Slotnick said the county’s decision to impose interim zoning regulations was mischaracterized by some as a “moratorium” on crypto mining expansion.

“We were in no way attempting to damage the company,” he said. “You can mine all the Bitcoin you want, you just have to create your own renewable energy for that expansion. They were such a heavy energy user. At its peak they were using a third of the energy of the entire county.
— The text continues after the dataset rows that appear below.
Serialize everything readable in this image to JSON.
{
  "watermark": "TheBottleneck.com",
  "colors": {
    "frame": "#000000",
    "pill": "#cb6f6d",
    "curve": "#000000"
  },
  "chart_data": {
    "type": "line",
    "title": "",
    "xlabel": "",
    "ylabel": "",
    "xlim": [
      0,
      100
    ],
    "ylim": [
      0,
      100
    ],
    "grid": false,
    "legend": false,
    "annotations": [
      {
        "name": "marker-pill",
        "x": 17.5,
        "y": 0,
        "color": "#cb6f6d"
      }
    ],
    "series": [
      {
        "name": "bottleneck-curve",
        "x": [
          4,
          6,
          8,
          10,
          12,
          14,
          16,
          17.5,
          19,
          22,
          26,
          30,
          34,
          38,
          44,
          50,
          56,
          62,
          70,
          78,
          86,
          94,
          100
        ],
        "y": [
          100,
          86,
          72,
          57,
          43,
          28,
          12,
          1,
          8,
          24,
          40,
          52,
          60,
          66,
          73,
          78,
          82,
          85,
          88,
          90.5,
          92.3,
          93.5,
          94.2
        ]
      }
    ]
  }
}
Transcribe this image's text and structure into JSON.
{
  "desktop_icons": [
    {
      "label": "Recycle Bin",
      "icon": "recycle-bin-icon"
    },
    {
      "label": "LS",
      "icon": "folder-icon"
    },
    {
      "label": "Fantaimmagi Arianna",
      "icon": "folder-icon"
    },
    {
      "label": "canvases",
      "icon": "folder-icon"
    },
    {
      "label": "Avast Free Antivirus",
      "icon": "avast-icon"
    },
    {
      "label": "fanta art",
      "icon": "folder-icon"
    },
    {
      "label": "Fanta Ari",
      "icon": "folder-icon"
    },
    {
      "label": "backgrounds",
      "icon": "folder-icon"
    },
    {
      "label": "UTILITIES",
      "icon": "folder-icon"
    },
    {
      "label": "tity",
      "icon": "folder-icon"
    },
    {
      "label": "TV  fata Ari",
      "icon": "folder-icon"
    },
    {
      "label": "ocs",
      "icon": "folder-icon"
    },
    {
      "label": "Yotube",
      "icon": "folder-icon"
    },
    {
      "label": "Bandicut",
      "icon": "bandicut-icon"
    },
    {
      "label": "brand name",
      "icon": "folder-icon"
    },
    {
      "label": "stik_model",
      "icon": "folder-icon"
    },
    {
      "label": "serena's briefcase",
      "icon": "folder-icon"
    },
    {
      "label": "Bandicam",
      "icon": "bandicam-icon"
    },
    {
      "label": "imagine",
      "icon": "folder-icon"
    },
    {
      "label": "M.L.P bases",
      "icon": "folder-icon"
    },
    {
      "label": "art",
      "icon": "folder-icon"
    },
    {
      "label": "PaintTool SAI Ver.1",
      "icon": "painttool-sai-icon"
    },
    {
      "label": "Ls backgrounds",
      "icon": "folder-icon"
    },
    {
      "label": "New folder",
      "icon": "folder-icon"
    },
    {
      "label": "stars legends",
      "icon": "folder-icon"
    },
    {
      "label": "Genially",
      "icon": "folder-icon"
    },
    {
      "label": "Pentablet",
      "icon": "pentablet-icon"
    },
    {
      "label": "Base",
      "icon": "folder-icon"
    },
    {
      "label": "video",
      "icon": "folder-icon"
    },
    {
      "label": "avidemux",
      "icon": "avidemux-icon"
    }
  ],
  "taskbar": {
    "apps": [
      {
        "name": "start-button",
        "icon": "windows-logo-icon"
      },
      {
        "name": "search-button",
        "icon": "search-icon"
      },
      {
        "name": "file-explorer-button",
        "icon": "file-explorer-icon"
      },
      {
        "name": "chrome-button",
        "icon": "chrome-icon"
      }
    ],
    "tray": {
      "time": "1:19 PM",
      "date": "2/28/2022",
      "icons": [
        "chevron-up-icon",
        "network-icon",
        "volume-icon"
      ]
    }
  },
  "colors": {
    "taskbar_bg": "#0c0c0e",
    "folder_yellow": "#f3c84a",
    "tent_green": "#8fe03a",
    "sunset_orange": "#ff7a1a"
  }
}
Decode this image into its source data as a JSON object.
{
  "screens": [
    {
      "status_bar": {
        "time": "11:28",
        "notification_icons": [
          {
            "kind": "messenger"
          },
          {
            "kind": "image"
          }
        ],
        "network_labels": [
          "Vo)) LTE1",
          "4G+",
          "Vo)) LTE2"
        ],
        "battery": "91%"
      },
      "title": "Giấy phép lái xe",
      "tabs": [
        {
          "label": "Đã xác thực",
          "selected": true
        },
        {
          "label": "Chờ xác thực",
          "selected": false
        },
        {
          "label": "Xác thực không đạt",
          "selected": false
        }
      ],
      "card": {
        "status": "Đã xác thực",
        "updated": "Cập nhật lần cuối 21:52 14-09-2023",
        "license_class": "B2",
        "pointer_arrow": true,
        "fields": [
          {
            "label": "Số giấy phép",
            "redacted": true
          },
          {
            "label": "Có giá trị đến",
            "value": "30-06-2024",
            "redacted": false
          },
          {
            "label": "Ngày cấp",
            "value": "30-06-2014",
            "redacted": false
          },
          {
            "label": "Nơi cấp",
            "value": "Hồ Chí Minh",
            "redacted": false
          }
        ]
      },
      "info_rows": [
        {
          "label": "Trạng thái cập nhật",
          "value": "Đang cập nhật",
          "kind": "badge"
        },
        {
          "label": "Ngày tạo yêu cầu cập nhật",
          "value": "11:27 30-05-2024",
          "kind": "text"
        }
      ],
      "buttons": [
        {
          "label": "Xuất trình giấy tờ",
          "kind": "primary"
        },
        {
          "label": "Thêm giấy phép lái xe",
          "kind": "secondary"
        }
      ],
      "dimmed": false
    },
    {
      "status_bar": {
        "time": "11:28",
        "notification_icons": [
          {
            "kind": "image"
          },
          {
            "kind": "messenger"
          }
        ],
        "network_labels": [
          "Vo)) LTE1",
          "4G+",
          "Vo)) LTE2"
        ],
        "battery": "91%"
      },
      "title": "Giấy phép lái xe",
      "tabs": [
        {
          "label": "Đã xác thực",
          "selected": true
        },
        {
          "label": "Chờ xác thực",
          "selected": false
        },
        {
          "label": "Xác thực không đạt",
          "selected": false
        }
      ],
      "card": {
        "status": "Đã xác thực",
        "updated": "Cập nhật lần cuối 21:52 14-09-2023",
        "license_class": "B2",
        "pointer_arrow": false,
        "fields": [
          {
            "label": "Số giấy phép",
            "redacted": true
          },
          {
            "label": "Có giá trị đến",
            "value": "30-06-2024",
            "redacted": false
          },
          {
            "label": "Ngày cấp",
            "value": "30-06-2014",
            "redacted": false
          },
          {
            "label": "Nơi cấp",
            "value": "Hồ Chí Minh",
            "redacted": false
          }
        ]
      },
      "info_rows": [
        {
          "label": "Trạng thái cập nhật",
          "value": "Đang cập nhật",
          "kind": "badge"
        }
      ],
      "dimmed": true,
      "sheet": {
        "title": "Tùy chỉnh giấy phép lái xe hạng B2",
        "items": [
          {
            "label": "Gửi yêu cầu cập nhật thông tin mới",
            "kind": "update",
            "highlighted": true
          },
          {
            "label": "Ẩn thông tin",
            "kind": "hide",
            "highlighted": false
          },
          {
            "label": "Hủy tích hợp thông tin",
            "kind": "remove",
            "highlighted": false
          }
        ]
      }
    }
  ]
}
Hospitals use a big gob of energy, but they employ hundreds of people.”

Jim Valeo is a member of the Missoula Development Authority board and voted against using Tax Increment Financing for the fan blades back in 2018. He said he’s not surprised the company shut down.

“The fundamental question is, is it a really a business or just a game that rich people play?” he said. “I viewed it as a fad, and we don’t finance fads with taxpayer money.”

He said at the time he voted against approving the use of the TIF money, he had absolute conviction that he was doing the right thing.

“That’s not what TIF is supposed to be used for,” he said. “(HyperBlock) was not a particularly productive business, they don’t employ many people and they are terrible consumers of energy.”

Valeo said he’s a huge supporter of Steve Nelson and the revitalization of the mill site.

“They’ve done a superb job out there,” he said. “Nobody’s been a stronger supporter of what they’ve done out there than I have.”

“It’s easy to get sucked into something (Bitcoin) until you turn the cards over and see the other side,” he said.


Facebooktwittergoogle_plusredditmailby feather

Leave a Reply